“Brendon and I exited the forge to a cool, clear night. The heavy metal door sealed itself behind us. A full moon illuminated the sky, providing sufficient light. We each ate a protein bar and had a sip of water. Water would be a precious resource without the filter, but it was worth the trade. Now travel to Texas would now take a few days instead of a few months. Travel on foot have been far too risky.
I took out our map and asked Brendon where, specifically, we were going.
‘I was born and raised in El Paso, and my parents still live there,’ he responded, ‘I told them I’d come back if there ever was any trouble, and this is quite a bit of trouble indeed.’
I respected his optimism and figured El Paso was about as good of place as any to start a new life. Except that it was about a thousand miles away if I was reading the map right.
‘You think we can make it before our water runs out?’ I asked. ‘Looks to be about a thousand miles and I have no idea what the roads will be like.’
‘It took me about 16 hours to get there before all this, so if it take 20 now, we should be fine,’ Brendon responded. I didn’t raise my doubts about his time estimate.
‘So what happened to you? How’d you end up with all metal looking?’ I inquired.
‘Well, I was just walking around the compound during my free time, the woods truly are amazing, when I blacked out! I woke up and, well, there I was!’ He responded.
‘What about you?’
‘Yeah, the same,’ I lied. In reality it was much more painful. I was conscious as I mutated into the mess I am. I only blacked out after the process ended, as the other gasses in the air poisoned first my lungs, before entering my bloodstream and being distributed throughout my body.
‘What’s wrong with you anyway?’ Brendon asked.

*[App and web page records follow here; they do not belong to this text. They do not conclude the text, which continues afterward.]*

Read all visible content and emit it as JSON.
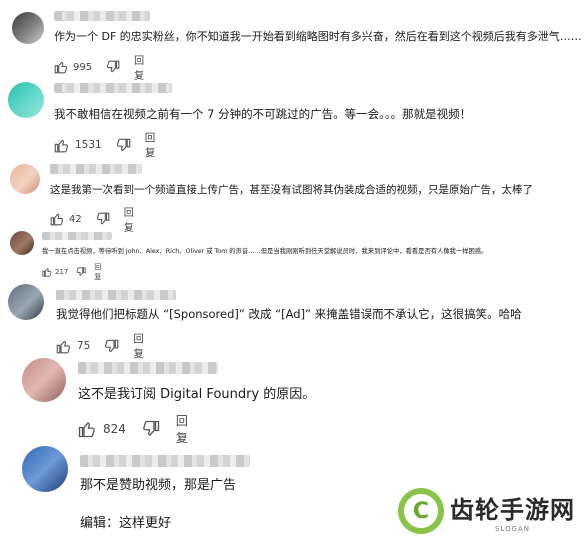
{
  "comments": [
    {
      "text": "作为一个 DF 的忠实粉丝，你不知道我一开始看到缩略图时有多兴奋，然后在看到这个视频后我有多泄气……",
      "likes": "995",
      "reply": "回复"
    },
    {
      "text": "我不敢相信在视频之前有一个 7 分钟的不可跳过的广告。等一会。。。那就是视频！",
      "likes": "1531",
      "reply": "回复"
    },
    {
      "text": "这是我第一次看到一个频道直接上传广告，甚至没有试图将其伪装成合适的视频，只是原始广告，太棒了",
      "likes": "42",
      "reply": "回复"
    },
    {
      "text": "我一直在点击视频，等待听到 John、Alex、Rich、Oliver 或 Tom 的声音……但是当我刚刚听到任天堂解说员时，我来到评论中，看看是否有人像我一样困惑。",
      "likes": "217",
      "reply": "回复"
    },
    {
      "text": "我觉得他们把标题从 “[Sponsored]” 改成 “[Ad]” 来掩盖错误而不承认它，这很搞笑。哈哈",
      "likes": "75",
      "reply": "回复"
    },
    {
      "text": "这不是我订阅 Digital Foundry 的原因。",
      "likes": "824",
      "reply": "回复"
    },
    {
      "text": "那不是赞助视频，那是广告",
      "text2": "编辑：这样更好"
    }
  ],
  "watermark": {
    "title": "齿轮手游网",
    "slogan": "SLOGAN",
    "mark": "C"
  },
  "colors": {
    "logo_green": "#8bc34a"
  }
}
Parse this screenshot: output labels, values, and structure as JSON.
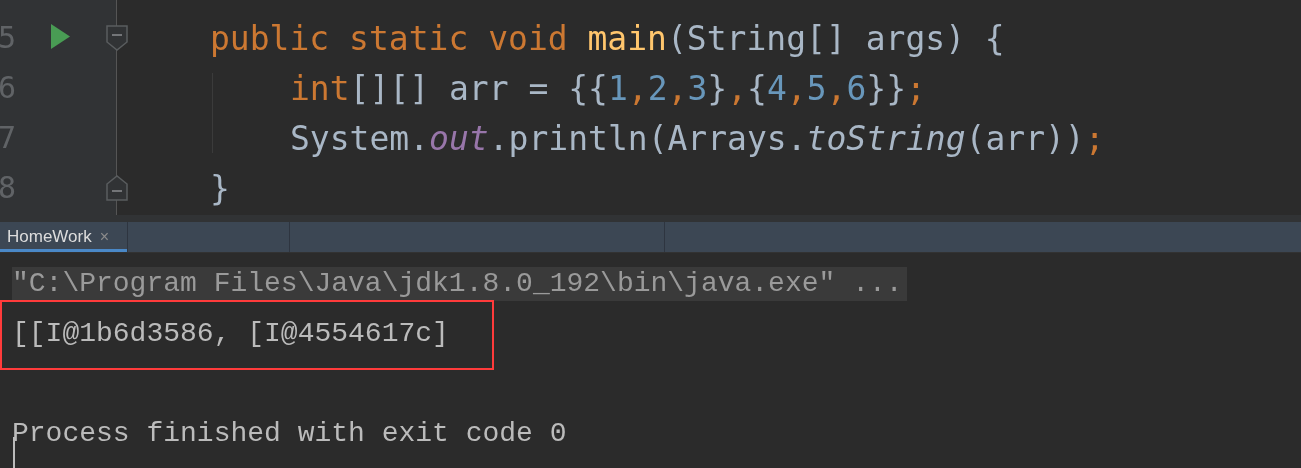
{
  "editor": {
    "lines": [
      {
        "number": "5",
        "runnable": true,
        "fold_start": true,
        "tokens": [
          {
            "text": "public static void ",
            "kind": "keyword"
          },
          {
            "text": "main",
            "kind": "method"
          },
          {
            "text": "(String[] args) {",
            "kind": "plain"
          }
        ],
        "children": [
          {
            "number": "6",
            "tokens": [
              {
                "text": "int",
                "kind": "keyword"
              },
              {
                "text": "[][] arr = {{",
                "kind": "plain"
              },
              {
                "text": "1",
                "kind": "number"
              },
              {
                "text": ",",
                "kind": "keyword"
              },
              {
                "text": "2",
                "kind": "number"
              },
              {
                "text": ",",
                "kind": "keyword"
              },
              {
                "text": "3",
                "kind": "number"
              },
              {
                "text": "}",
                "kind": "plain"
              },
              {
                "text": ",",
                "kind": "keyword"
              },
              {
                "text": "{",
                "kind": "plain"
              },
              {
                "text": "4",
                "kind": "number"
              },
              {
                "text": ",",
                "kind": "keyword"
              },
              {
                "text": "5",
                "kind": "number"
              },
              {
                "text": ",",
                "kind": "keyword"
              },
              {
                "text": "6",
                "kind": "number"
              },
              {
                "text": "}}",
                "kind": "plain"
              },
              {
                "text": ";",
                "kind": "keyword"
              }
            ]
          },
          {
            "number": "7",
            "tokens": [
              {
                "text": "System.",
                "kind": "plain"
              },
              {
                "text": "out",
                "kind": "field"
              },
              {
                "text": ".println(Arrays.",
                "kind": "plain"
              },
              {
                "text": "toString",
                "kind": "static"
              },
              {
                "text": "(arr))",
                "kind": "plain"
              },
              {
                "text": ";",
                "kind": "keyword"
              }
            ]
          }
        ]
      },
      {
        "number": "8",
        "fold_end": true,
        "tokens": [
          {
            "text": "}",
            "kind": "plain"
          }
        ]
      }
    ]
  },
  "run_tabs": [
    {
      "label": "HomeWork",
      "selected": true,
      "close": "×"
    }
  ],
  "console": {
    "lines": [
      {
        "kind": "command",
        "text": "\"C:\\Program Files\\Java\\jdk1.8.0_192\\bin\\java.exe\" ..."
      },
      {
        "kind": "output",
        "text": "[[I@1b6d3586, [I@4554617c]"
      },
      {
        "kind": "blank"
      },
      {
        "kind": "output",
        "text": "Process finished with exit code 0"
      }
    ]
  }
}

‘Okay, that sounded bad,’ he added, ‘but you don’t have any VISIBLE mutations,’
‘Well, I need this ugly tin can to breath!’ I retorted, ‘Anything but pure oxygen and, well let’s just say it would be rather, ummm, uncomfortable without it.’
‘It’s a rather fancy tin can! How is it powered?’ Brendon pressed on.
‘Solar, or battery, or solar powered battery, I don’t fully know. But if it’s not in the sun enough, it takes double-A’s,’ I laughed, ‘And it can do more than just filter air. It’s best of the best. I was darn lucky to get my hands on it. The thing does a bit of everything. I can turn on night vision, put it on infrared, or blacken it out. All of those drain the battery though. It fairs pretty well against bullets too. Of course, it can’t stop one, but it can ricochet one if hit at a shallow enough angle. And as you saw a few minutes ago, the mouth piece flips out, allowing me to eat without taking it off, breathing through my nose. It’s really something.’
Brendon looked at my ‘tin can’ in awe. I think he rolled his eyes, but its hard to tell.
‘We should leave tomorrow at sun-up,’ I said. ‘Best get some rest.’”